Unlike Perrier’s ComplexLand stunt, the Coors search only took place in Colorado, with participants receiving the first clue via email after registering. Hunters were required to take a selfie at the physical clue location and scan the QR code posted there to receive the next clue. The use of QR codes also gained renewed interest during the pandemic, as brands looked for contactless methods to engage with consumers. Plus, it allows brands to easily collect first-party data.
Flowcode works with brands and companies to create QR codes for contactless experiences including scavenger hunts. For example, The Trustees of Reservations, a nonprofit land conservation and historic preservation organization dedicated to preserving natural and historical places in Massachusetts, used Flowcode’s QR codes during its first annual South Shore Reindeer Quest in January. The “reindeer” featured QR codes that could be scanned to reveal the reindeer’s characteristics.
Photo: Courtesy of Anheuser-BuschVia a nationwide hunt, Travis Scott and his Cacti spiked seltzer brand, which was developed with Anheuser-Busch, invited fans to track down 100 signed cans that unlocked two tickets to the rapper’s sold-out Astroworld Festival, which takes place in Houston on November 5 and 6. The specially-marked, limited-edition strawberry-flavored cans, which were hidden inside nine-count variety packs of Cacti at undisclosed retailers, also featured a custom Astroworld-themed wrap, as well as Scott’s signature. Fans have until July 31 to find the specialty cans.
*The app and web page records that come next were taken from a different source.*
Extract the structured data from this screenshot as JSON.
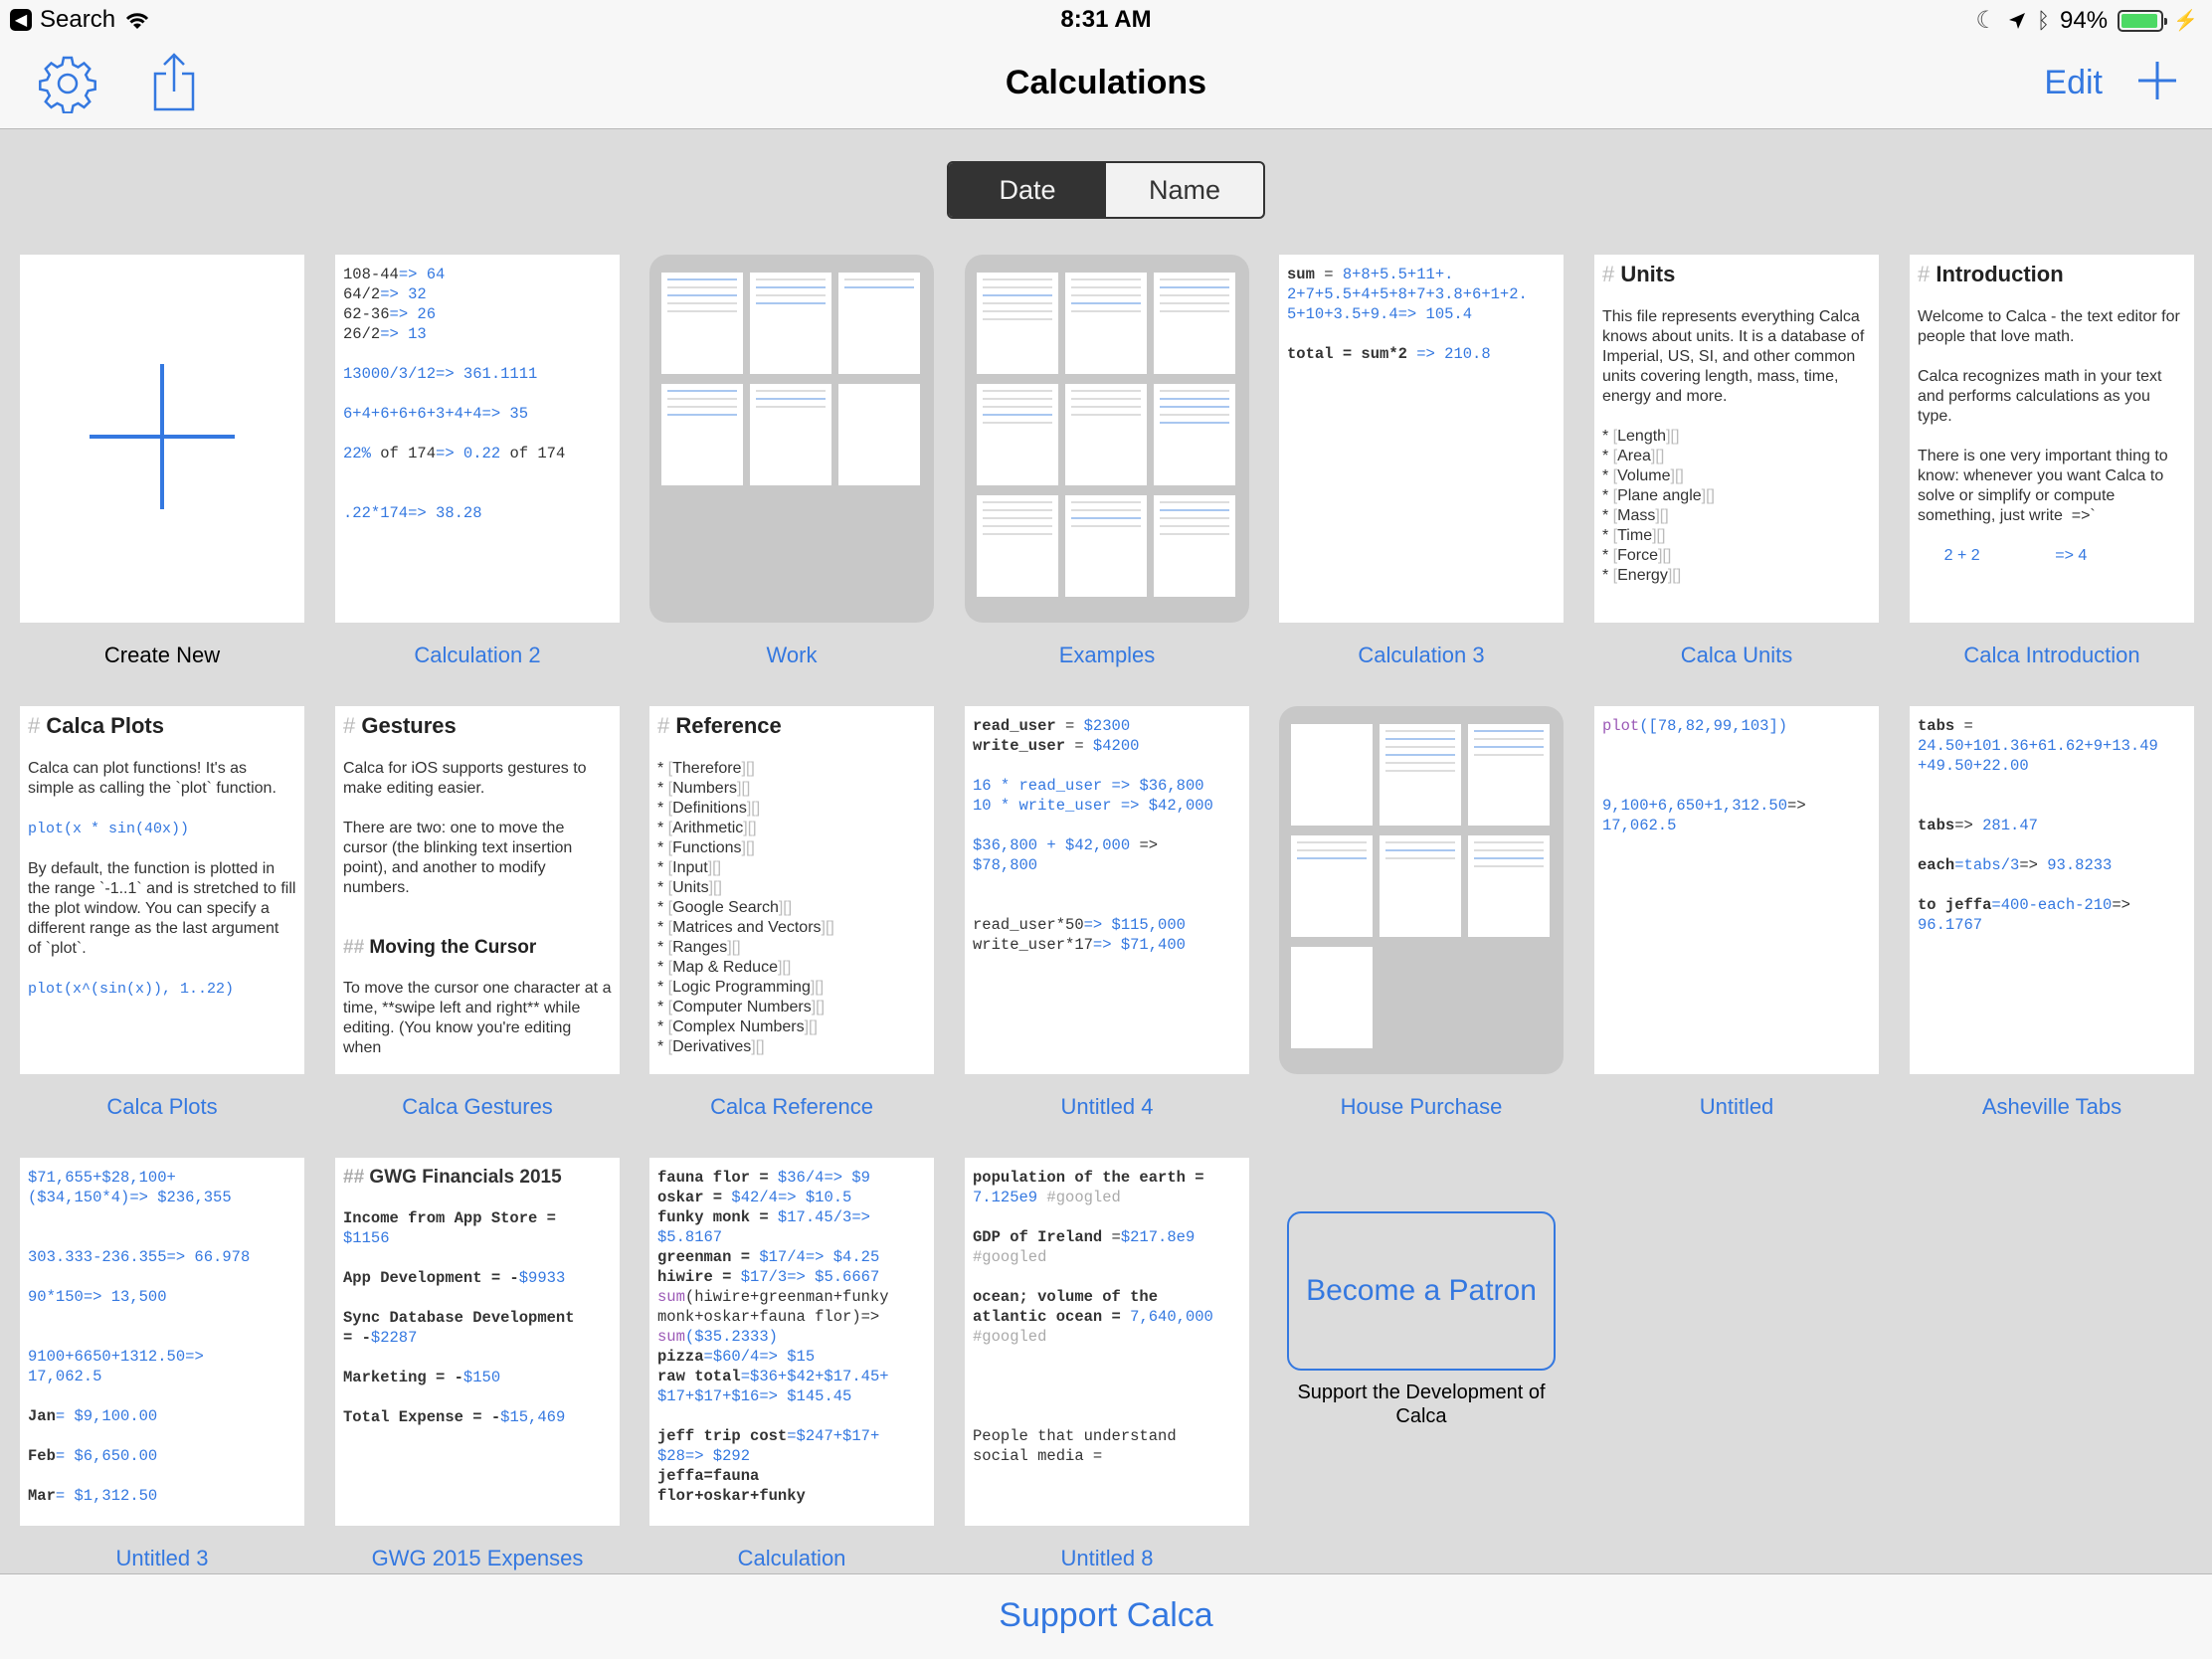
{
  "status": {
    "back_label": "Search",
    "time": "8:31 AM",
    "battery": "94%",
    "battery_level": 0.94
  },
  "nav": {
    "title": "Calculations",
    "edit_label": "Edit"
  },
  "sort": {
    "options": [
      "Date",
      "Name"
    ],
    "selected": "Date"
  },
  "cards": {
    "create_new": "Create New",
    "calc2": "Calculation 2",
    "work": "Work",
    "examples": "Examples",
    "calc3": "Calculation 3",
    "units": "Calca Units",
    "intro": "Calca Introduction",
    "plots": "Calca Plots",
    "gestures": "Calca Gestures",
    "reference": "Calca Reference",
    "untitled4": "Untitled 4",
    "house": "House Purchase",
    "untitled": "Untitled",
    "asheville": "Asheville Tabs",
    "untitled3": "Untitled 3",
    "gwg": "GWG 2015 Expenses",
    "calculation": "Calculation",
    "untitled8": "Untitled 8"
  },
  "previews": {
    "calc2": [
      "108-44",
      "=> 64",
      "64/2",
      "=> 32",
      "62-36",
      "=> 26",
      "26/2",
      "=> 13",
      "13000/3/12",
      "=> 361.1111",
      "6+4+6+6+6+3+4+4",
      "=> 35",
      "22%",
      " of 174",
      "=> 0.22",
      " of 174",
      ".22*174",
      "=> 38.28"
    ],
    "calc3": [
      "sum",
      " = ",
      "8+8+5.5+11+.\n2+7+5.5+4+5+8+7+3.8+6+1+2.\n5+10+3.5+9.4",
      "=> 105.4",
      "total",
      " = sum*2 ",
      "=> 210.8"
    ],
    "units": {
      "title": "Units",
      "body": "This file represents everything Calca knows about units. It is a database of Imperial, US, SI, and other common units covering length, mass, time, energy and more.",
      "items": [
        "Length",
        "Area",
        "Volume",
        "Plane angle",
        "Mass",
        "Time",
        "Force",
        "Energy"
      ]
    },
    "intro": {
      "title": "Introduction",
      "p1": "Welcome to Calca - the text editor for people that love math.",
      "p2": "Calca recognizes math in your text and performs calculations as you type.",
      "p3": "There is one very important thing to know: whenever you want Calca to solve or simplify or compute something, just write  =>`",
      "expr": "2 + 2",
      "arrow": "=> 4"
    },
    "plots": {
      "title": "Calca Plots",
      "p1": "Calca can plot functions! It's as simple as calling the `plot` function.",
      "code1": "plot(x * sin(40x))",
      "p2": "By default, the function is plotted in the range `-1..1` and is stretched to fill the plot window. You can specify a different range as the last argument of `plot`.",
      "code2": "plot(x^(sin(x)), 1..22)"
    },
    "gestures": {
      "title": "Gestures",
      "p1": "Calca for iOS supports gestures to make editing easier.",
      "p2": "There are two: one to move the cursor (the blinking text insertion point), and another to modify numbers.",
      "h2": "Moving the Cursor",
      "p3": "To move the cursor one character at a time, **swipe left and right** while editing. (You know you're editing when"
    },
    "reference": {
      "title": "Reference",
      "items": [
        "Therefore",
        "Numbers",
        "Definitions",
        "Arithmetic",
        "Functions",
        "Input",
        "Units",
        "Google Search",
        "Matrices and Vectors",
        "Ranges",
        "Map & Reduce",
        "Logic Programming",
        "Computer Numbers",
        "Complex Numbers",
        "Derivatives"
      ]
    },
    "untitled4": [
      "read_user",
      " = ",
      "$2300",
      "write_user",
      " = ",
      "$4200",
      "16 * read_user",
      " => ",
      "$36,800",
      "10 * write_user",
      " => ",
      "$42,000",
      "$36,800 + $42,000",
      " =>\n",
      "$78,800",
      "read_user*50",
      "=> ",
      "$115,000",
      "write_user*17",
      "=> ",
      "$71,400"
    ],
    "untitled": [
      "plot",
      "([78,82,99,103])",
      "9,100+6,650+1,312.50",
      "=>\n",
      "17,062.5"
    ],
    "asheville": [
      "tabs",
      " =\n",
      "24.50+101.36+61.62+9+13.49\n+49.50+22.00",
      "tabs",
      "=> ",
      "281.47",
      "each",
      "=tabs/3",
      "=> ",
      "93.8233",
      "to jeffa",
      "=400-each-210",
      "=>\n",
      "96.1767"
    ],
    "untitled3": [
      "$71,655+$28,100+\n($34,150*4)",
      "=> $236,355",
      "303.333-236.355",
      "=> 66.978",
      "90*150",
      "=> 13,500",
      "9100+6650+1312.50",
      "=>\n17,062.5",
      "Jan",
      "= $9,100.00",
      "Feb",
      "= $6,650.00",
      "Mar",
      "= $1,312.50"
    ],
    "gwg": {
      "title": "GWG Financials 2015",
      "lines": [
        "Income from App Store =",
        "$1156",
        "App Development = -",
        "$9933",
        "Sync Database Development\n= -",
        "$2287",
        "Marketing = -",
        "$150",
        "Total Expense = -",
        "$15,469"
      ]
    },
    "calculation": [
      "fauna flor = ",
      "$36/4",
      "=> $9",
      "oskar = ",
      "$42/4",
      "=> $10.5",
      "funky monk = ",
      "$17.45/3",
      "=>\n$5.8167",
      "greenman = ",
      "$17/4",
      "=> $4.25",
      "hiwire = ",
      "$17/3",
      "=> $5.6667",
      "sum",
      "(hiwire+greenman+funky\nmonk+oskar+fauna flor)=>\n",
      "sum",
      "($35.2333)",
      "pizza",
      "=$60/4",
      "=> $15",
      "raw total",
      "=$36+$42+$17.45+\n$17+$17+$16",
      "=> $145.45",
      "jeff trip cost",
      "=$247+$17+\n$28",
      "=> $292",
      "jeffa=fauna\nflor+oskar+funky"
    ],
    "untitled8": [
      "population of the earth =\n",
      "7.125e9",
      " #googled",
      "GDP of Ireland",
      " =",
      "$217.8e9",
      "\n#googled",
      "ocean; volume of the\natlantic ocean",
      " = ",
      "7,640,000",
      "\n#googled",
      "People that understand\nsocial media ="
    ]
  },
  "patron": {
    "button": "Become a Patron",
    "subtitle": "Support the Development of Calca"
  },
  "footer": {
    "support": "Support Calca"
  },
  "colors": {
    "accent": "#3478e0",
    "background": "#dcdcdc",
    "bar": "#f7f7f7"
  },
  "icons": [
    "back-arrow-icon",
    "wifi-icon",
    "moon-icon",
    "location-icon",
    "bluetooth-icon",
    "battery-icon",
    "gear-icon",
    "share-icon",
    "plus-icon"
  ]
}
“We really wanted to do something special with Cacti for the fans who weren’t able to get their hands on Astroworld tickets,” the performer said in a press release about this twist on Willy Wonka’s golden ticket concept. Monica Rustgi, VP of marketing for Beyond Beer, a segment of Anheuser-Busch, said that “when we were building out the plan, we wanted to execute something that would excite our fanbase all summer long as we celebrate ‘The Summer of Cacti.'” She added that five of the 100 cans will be upgraded to V.I.P. Astroworld tickets when redeemed.
“[Scavenger hunts] are really great at activating consumers for an extended period of time versus a single day,” Rustgi said. “In addition to the initial launch of the campaign, you also see coverage and consumer conversation when the products are found and when the prizes are awarded.”
The need to modify in-person events reaches beyond brands into the nonprofit world as well. For example, in October 2020, Cystic Fibrosis Canada created Quest4CF, a socially distanced scavenger hunt where individuals and teams ventured out in their cars to solve clues and riddles, while raising funds for the cystic fibrosis community. Teams were tasked with taking photos at various locations and landmarks in select communities across Canada.
“I believe brands will continue to explore a number of ways to host a hybrid mix of virtual and in-person experiences to safely reach fans far and wide as we continue to navigate the evolving landscape of experiential marketing post-COVID,” Conquet said. “Perrier, like many brands throughout the pandemic, explored a number of creative alternatives to established marketing strategies in order to maintain engagement with brand fans and uplift our consumers.”